Task data below:

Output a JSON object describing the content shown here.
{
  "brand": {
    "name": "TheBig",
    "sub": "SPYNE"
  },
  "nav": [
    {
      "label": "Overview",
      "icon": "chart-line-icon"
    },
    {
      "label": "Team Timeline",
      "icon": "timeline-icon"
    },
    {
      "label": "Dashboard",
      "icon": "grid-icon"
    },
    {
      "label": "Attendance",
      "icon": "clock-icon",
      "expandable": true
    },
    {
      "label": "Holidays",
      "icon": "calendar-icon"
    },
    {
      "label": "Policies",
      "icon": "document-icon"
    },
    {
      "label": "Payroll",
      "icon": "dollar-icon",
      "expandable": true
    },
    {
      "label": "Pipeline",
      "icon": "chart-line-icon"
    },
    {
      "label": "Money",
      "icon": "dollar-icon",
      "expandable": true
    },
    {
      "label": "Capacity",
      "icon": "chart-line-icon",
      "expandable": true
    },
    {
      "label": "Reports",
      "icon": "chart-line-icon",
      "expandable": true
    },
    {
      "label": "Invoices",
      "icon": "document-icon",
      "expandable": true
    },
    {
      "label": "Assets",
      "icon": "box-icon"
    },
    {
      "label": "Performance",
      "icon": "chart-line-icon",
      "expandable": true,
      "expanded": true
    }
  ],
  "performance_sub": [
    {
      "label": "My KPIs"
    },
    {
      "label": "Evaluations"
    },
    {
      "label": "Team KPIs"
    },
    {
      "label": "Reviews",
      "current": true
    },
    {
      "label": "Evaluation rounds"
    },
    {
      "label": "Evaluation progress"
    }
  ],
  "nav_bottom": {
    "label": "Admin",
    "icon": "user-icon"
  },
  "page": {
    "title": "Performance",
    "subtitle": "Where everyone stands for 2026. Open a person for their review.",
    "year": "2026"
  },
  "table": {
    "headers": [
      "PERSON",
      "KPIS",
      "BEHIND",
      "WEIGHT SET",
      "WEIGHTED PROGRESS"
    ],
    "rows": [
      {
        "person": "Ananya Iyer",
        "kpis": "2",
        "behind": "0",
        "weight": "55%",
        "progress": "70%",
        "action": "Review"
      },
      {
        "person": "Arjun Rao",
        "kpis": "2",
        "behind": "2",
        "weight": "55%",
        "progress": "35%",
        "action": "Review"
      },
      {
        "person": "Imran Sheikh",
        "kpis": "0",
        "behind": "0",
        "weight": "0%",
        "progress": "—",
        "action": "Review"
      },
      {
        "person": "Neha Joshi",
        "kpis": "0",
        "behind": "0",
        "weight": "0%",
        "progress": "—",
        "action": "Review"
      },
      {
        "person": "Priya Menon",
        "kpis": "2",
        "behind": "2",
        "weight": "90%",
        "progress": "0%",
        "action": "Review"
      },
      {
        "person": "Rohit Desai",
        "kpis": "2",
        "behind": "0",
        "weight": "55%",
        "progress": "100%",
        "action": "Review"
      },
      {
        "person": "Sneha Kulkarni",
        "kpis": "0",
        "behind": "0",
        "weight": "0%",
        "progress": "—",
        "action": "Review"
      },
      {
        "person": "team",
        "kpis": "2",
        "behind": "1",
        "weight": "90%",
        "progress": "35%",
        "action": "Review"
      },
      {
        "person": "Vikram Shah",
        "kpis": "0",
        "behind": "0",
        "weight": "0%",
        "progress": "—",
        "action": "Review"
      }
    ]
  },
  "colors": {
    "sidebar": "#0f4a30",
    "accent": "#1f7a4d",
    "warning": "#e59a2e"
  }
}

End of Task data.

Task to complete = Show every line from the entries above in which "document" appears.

Answer space =
      "icon": "document-icon"
      "icon": "document-icon",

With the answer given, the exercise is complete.